Dr James Cantley, at the University of Dundee, will work on developing new drugs to help people living with type 1 diabetes grow back their own beta cells inside their pancreas.
The aim of this approach will be to avoid problems with the immune system rejecting transplanted “foreign” donor or lab-made beta cells and allow the pancreas to produce its own insulin again.
Dr Cantley said: “Regenerating beta cells in the pancreas has the potential to revolutionise the treatment of type 1 diabetes, by replacing cells destroyed by the immune attack, and ultimately leading to stable blood sugar levels and a life free from insulin injections."
Professor Sarah Richardson, of the University of Exeter, will investigate how and why a person’s immune system destroys their own beta cells and how this process may differ between people with type 1 diabetes.
Professor Richardson will also study how beta cells can fight back against the immune attack.
With this knowledge, researchers could develop an armoury of new treatments that target different lines of the immune system's attack.

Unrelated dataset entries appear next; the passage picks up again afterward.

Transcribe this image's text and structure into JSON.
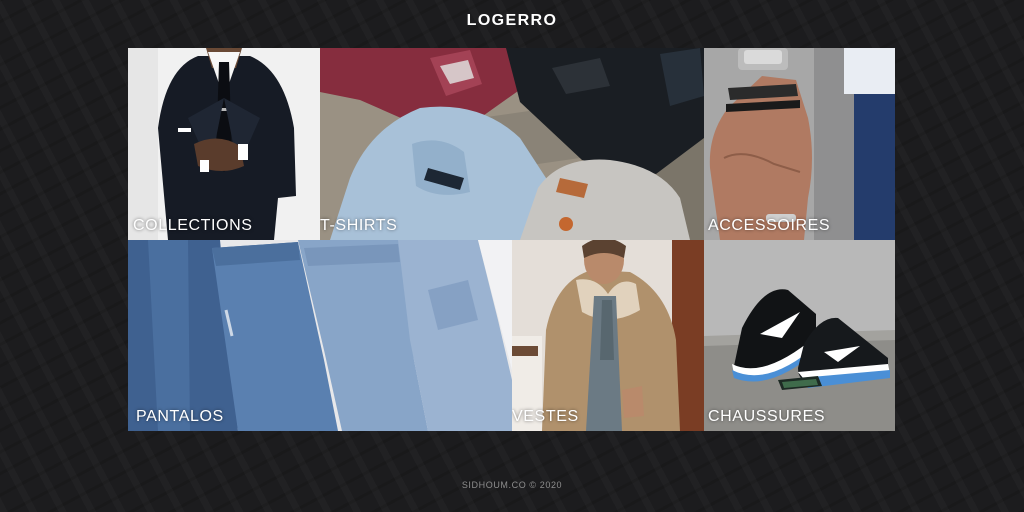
{
  "header": {
    "logo": "LOGERRO"
  },
  "tiles": [
    {
      "label": "COLLECTIONS"
    },
    {
      "label": "T-SHIRTS"
    },
    {
      "label": "ACCESSOIRES"
    },
    {
      "label": "PANTALOS"
    },
    {
      "label": "VESTES"
    },
    {
      "label": "CHAUSSURES"
    }
  ],
  "footer": {
    "text": "SIDHOUM.CO © 2020"
  }
}
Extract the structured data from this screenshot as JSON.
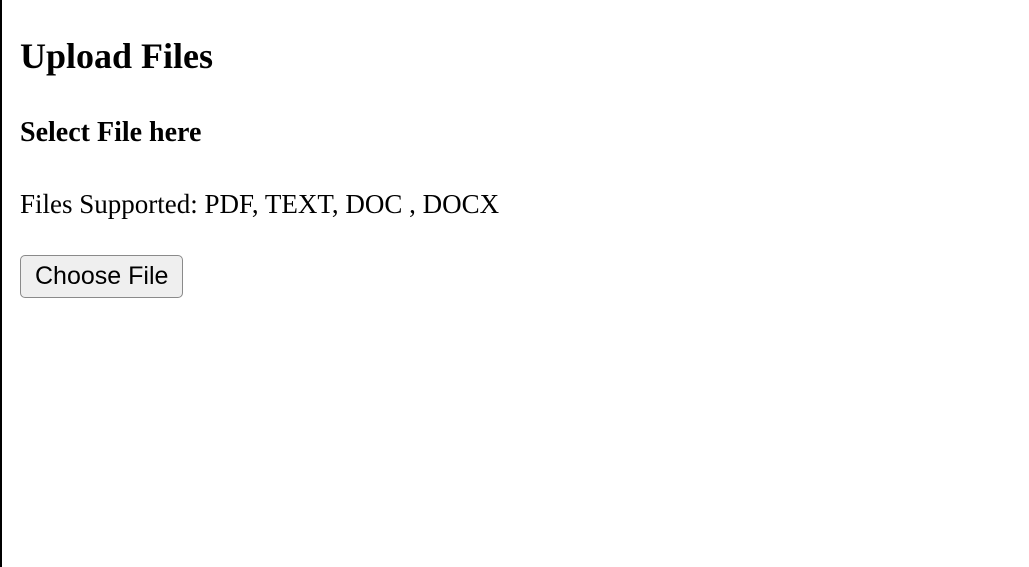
{
  "header": {
    "title": "Upload Files"
  },
  "main": {
    "subtitle": "Select File here",
    "supported_text": "Files Supported: PDF, TEXT, DOC , DOCX",
    "choose_file_label": "Choose File"
  }
}
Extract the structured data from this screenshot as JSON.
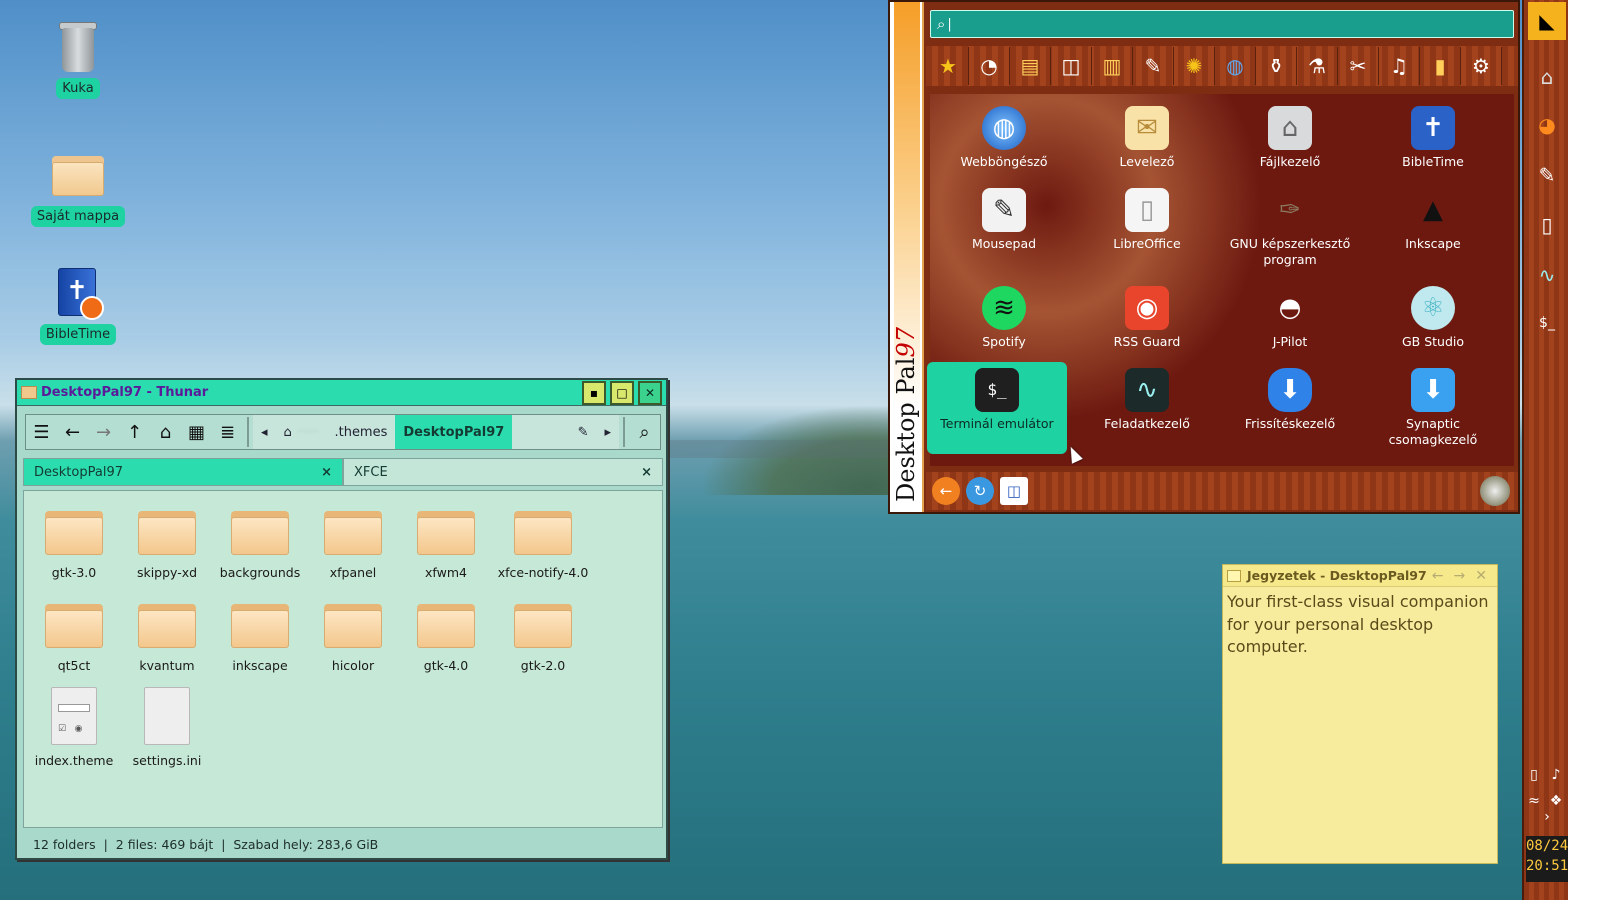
{
  "desktop": {
    "icons": [
      {
        "label": "Kuka",
        "icon": "trash-icon"
      },
      {
        "label": "Saját mappa",
        "icon": "home-folder-icon"
      },
      {
        "label": "BibleTime",
        "icon": "bibletime-icon"
      }
    ]
  },
  "thunar": {
    "title": "DesktopPal97 - Thunar",
    "path": {
      "hidden_user": "·····",
      "segment1": ".themes",
      "segment2": "DesktopPal97"
    },
    "tabs": [
      {
        "label": "DesktopPal97",
        "close": "×"
      },
      {
        "label": "XFCE",
        "close": "×"
      }
    ],
    "files": [
      {
        "name": "gtk-3.0",
        "type": "folder"
      },
      {
        "name": "skippy-xd",
        "type": "folder"
      },
      {
        "name": "backgrounds",
        "type": "folder"
      },
      {
        "name": "xfpanel",
        "type": "folder"
      },
      {
        "name": "xfwm4",
        "type": "folder"
      },
      {
        "name": "xfce-notify-4.0",
        "type": "folder"
      },
      {
        "name": "qt5ct",
        "type": "folder"
      },
      {
        "name": "kvantum",
        "type": "folder"
      },
      {
        "name": "inkscape",
        "type": "folder"
      },
      {
        "name": "hicolor",
        "type": "folder"
      },
      {
        "name": "gtk-4.0",
        "type": "folder"
      },
      {
        "name": "gtk-2.0",
        "type": "folder"
      },
      {
        "name": "index.theme",
        "type": "theme-file"
      },
      {
        "name": "settings.ini",
        "type": "file"
      }
    ],
    "status": "12 folders  |  2 files: 469 bájt  |  Szabad hely: 283,6 GiB"
  },
  "menu": {
    "brand": "Desktop Pal",
    "brand_num": "97",
    "search_placeholder": "",
    "apps": [
      {
        "label": "Webböngésző",
        "icon": "globe-icon"
      },
      {
        "label": "Levelező",
        "icon": "mail-icon"
      },
      {
        "label": "Fájlkezelő",
        "icon": "folder-icon"
      },
      {
        "label": "BibleTime",
        "icon": "bibletime-icon"
      },
      {
        "label": "Mousepad",
        "icon": "mousepad-icon"
      },
      {
        "label": "LibreOffice",
        "icon": "document-icon"
      },
      {
        "label": "GNU képszerkesztő program",
        "icon": "gimp-icon"
      },
      {
        "label": "Inkscape",
        "icon": "inkscape-icon"
      },
      {
        "label": "Spotify",
        "icon": "spotify-icon"
      },
      {
        "label": "RSS Guard",
        "icon": "rss-icon"
      },
      {
        "label": "J-Pilot",
        "icon": "penguin-icon"
      },
      {
        "label": "GB Studio",
        "icon": "atom-icon"
      },
      {
        "label": "Terminál emulátor",
        "icon": "terminal-icon",
        "selected": true
      },
      {
        "label": "Feladatkezelő",
        "icon": "task-manager-icon"
      },
      {
        "label": "Frissítéskezelő",
        "icon": "update-icon"
      },
      {
        "label": "Synaptic csomagkezelő",
        "icon": "synaptic-icon"
      }
    ]
  },
  "panel": {
    "clock_date": "08/24",
    "clock_time": "20:51"
  },
  "notes": {
    "title": "Jegyzetek - DesktopPal97",
    "body": "Your first-class visual companion for your personal desktop computer."
  }
}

Professor Richardson said: "Ultimately, this will help us tailor existing and emerging therapies to the individual, maximising the benefits for people with type 1 diabetes."